If you are new to the concept of this programming language, you might also be unfamiliar with the advantages it offers to modern organizations.
With that in mind, here is a look at a few of the feats that can be accomplished with the help of an SQL database.
Pronounced ‘sequel’ and standing for ‘structured query language, SQL has its origins in the 1970s and is still a lynchpin of 21st-century relational databases.
With its help, SQL allows admins to send, store, retrieve and transform data in whatever way they please.
Lots of platforms are based on SQL, with prime examples being open-source solutions like MySQL and premium equivalents like Microsoft’s SQL Server.
A database built around this language will act as the repository for info used in things like business apps, websites and a whole host of other software setups.
Aside from its functionality, SQL is also appealing because it is less complex in its composition than lots of other coding languages, with straightforward English words and syntax enhancing its accessibility.
Understanding the need for SQL
Businesses choose to adopt SQL server solutions for lots of reasons, chiefly when their data needs exceed what can be achieved using simpler spreadsheet software.
The more information you have to handle, the greater the contribution an SQL server will make, but it’s also important to monitor it to optimize performance and troubleshoot issues.
SQL servers can also be interoperable with all sorts of apps and solutions, meaning that making your data available internally and externally is a breeze.
In short, as an organization grows, the need for a robust database solution powered by SQL will grow along with it.
Investigating the uses of SQL

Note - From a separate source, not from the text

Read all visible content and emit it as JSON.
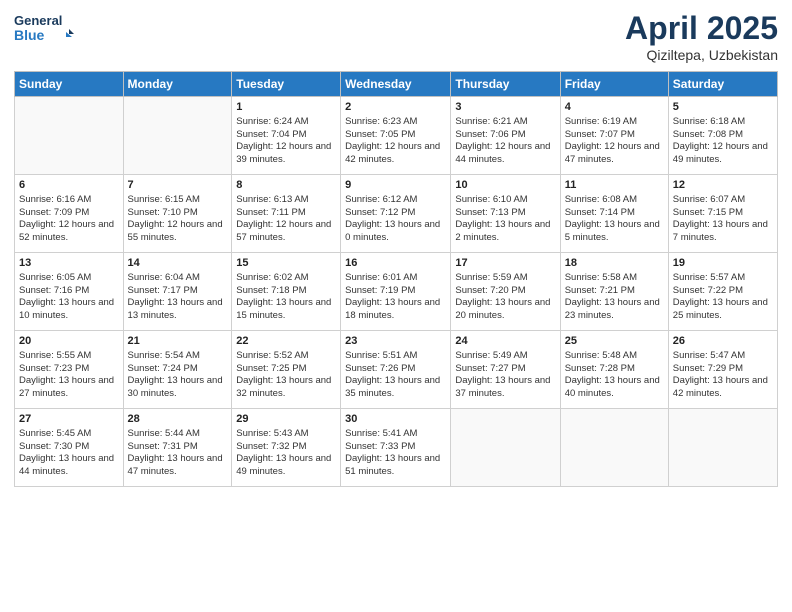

The applications of SQL will vary depending on the nature of your business and the industry it occupies. However, there are some common examples of where such database tech is used that should illustrate its appeal.
Firstly, storing customer information for things like lead generation, marketing and post-sale support is easily achievable. This helps everyone from e-commerce retailers to utility providers and beyond.
An SQL database can also form the foundations of a business website, a customer-facing application, or an in-house software solution that only employees have access to.
In a broader sense, SQL server solutions are suited to not just allow your organization to store data efficiently, but also delve into it and extrapolate useful insights. From tracking customer habits to pinpointing potential innovations for your products and services, combining a database with an analytics service will let you get full value from the information you have to hand.
The long term impact of SQL can be transformative, allowing you to make informed decisions based on facts and figures, rather than being guided by intuition or pure guesswork.
Considering the Limitations of SQL
It would not be helpful to provide an overview of SQL without touching briefly on the potential pitfalls that go along with it.
Security may be a concern, with SQL injection attacks still proving to be a potent weapon in the arsenal of cybercriminals. However, robust monitoring and management of your database resources should keep you safe.
Performance problems are also a point of order, and running a SQL database does involve a decent amount of admin as a result. Thankfully monitoring solutions are able to automate all sorts of tasks in this context, so there are few things stopping you from considering adoption.